office (EPMO) can be a daunting task. But
making sure it is fully aligned to organizational strategy from the start will increase its
impact. Ian Laliberte, PMP, vice president of
delivery shared services and PMO, TD Bank,
Toronto, Ontario, Canada, offers four tips to
ensure an EPMO is on the same strategic page
as the C-suite.
Learn the lay of the land. Knowing your
rules of engagement before you start
shows you understand the organizational
structure. Have items on the table that you
know are a must for success—and adhere
to them.

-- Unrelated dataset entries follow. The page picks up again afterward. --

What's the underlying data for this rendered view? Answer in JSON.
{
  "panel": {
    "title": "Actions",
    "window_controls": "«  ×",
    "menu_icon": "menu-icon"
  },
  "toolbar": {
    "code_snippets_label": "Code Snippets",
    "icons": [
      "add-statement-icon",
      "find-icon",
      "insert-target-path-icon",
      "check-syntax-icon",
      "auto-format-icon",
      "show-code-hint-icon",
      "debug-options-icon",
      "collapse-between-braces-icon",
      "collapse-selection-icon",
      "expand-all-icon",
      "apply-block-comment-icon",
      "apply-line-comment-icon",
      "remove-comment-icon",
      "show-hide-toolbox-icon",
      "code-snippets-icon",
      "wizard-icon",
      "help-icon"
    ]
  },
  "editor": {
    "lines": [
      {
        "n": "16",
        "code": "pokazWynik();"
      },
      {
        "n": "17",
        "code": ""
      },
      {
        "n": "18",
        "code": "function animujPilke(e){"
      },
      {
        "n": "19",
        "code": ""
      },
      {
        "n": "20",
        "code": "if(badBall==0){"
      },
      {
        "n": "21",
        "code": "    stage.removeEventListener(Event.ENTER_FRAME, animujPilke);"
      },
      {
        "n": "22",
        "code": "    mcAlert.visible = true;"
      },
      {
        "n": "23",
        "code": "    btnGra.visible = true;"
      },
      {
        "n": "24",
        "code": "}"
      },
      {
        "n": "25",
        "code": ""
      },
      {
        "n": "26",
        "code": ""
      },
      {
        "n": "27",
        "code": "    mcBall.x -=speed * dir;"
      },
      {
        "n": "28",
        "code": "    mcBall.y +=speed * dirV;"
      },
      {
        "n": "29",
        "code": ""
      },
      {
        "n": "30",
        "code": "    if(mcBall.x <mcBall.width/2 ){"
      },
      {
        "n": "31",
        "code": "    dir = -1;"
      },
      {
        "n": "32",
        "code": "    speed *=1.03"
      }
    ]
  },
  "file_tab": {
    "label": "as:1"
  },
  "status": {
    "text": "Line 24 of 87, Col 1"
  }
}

For example, “Know where the
EPMO sits in the organization and ensure it
reflects where most of the spend type will
take place, to whom it will report, and who
the immediate top players are around you,”
Mr. Laliberte says.
Set the plan. Getting a roadmap to launch
shouldn’t take more than about 100 days.
Use that time to listen and understand what
executives and senior leaders expect of the
EPMO—as well as the risks and opportunities
within the organization.
Measure twice. Be ruthless about your time
and calendar. You must build “think” time and
validate your early findings and analysis with
your trusted network. This is how you will
gain perspective with your thinking and help
validate early on if you are on the right track.
Customize. Tailor the EPMO to the organization’s needs as much as possible. For instance,
design a three-tiered approach to find the
right size and speed. “There’s no such thing as
one-size-fits-all,” Mr. Laliberte says.
“You need to
speak the C-suite
lead and run
your EPMO like a
—Ian Laliberte, PMP, TD Bank,
Toronto, Ontario, Canada
What are the best ways
for EPMOs to deliver value?
Ms. Nolan: It varies by organization, but the common approach is to maintain a customer-focused
mindset by listening, observing and identifying the
project-related opportunities that are speci;c to
the organization. ;e EPMO leverages its project-and portfolio-management expertise to formulate
solutions to address those challenges. Be willing
to adapt to the unique and changing needs of the
organization. Being adaptable while also bringing
discipline and rigor to an organization is a unique
feat, and therefore highly valuable.
Mr. Nadler: Focus on how you can really add
business value to the company as an EPMO. Don’t
get too preoccupied on the execution itself. Don’t
get me wrong, that’s important, but if that’s the
purpose of the PMO, it won’t survive the pace of
change in your organization.
Mr. Bulger: EPMOs best provide value in three
critical areas. The first is in the constant alignment of the portfolio and available capital to the
strategy of the organization. The second is portfolio benefits realization—ensuring that all projects and programs deliver the advertised benefits.
The third is the constant communication of the
portfolio’s health, status and alignment to stakeholders. PM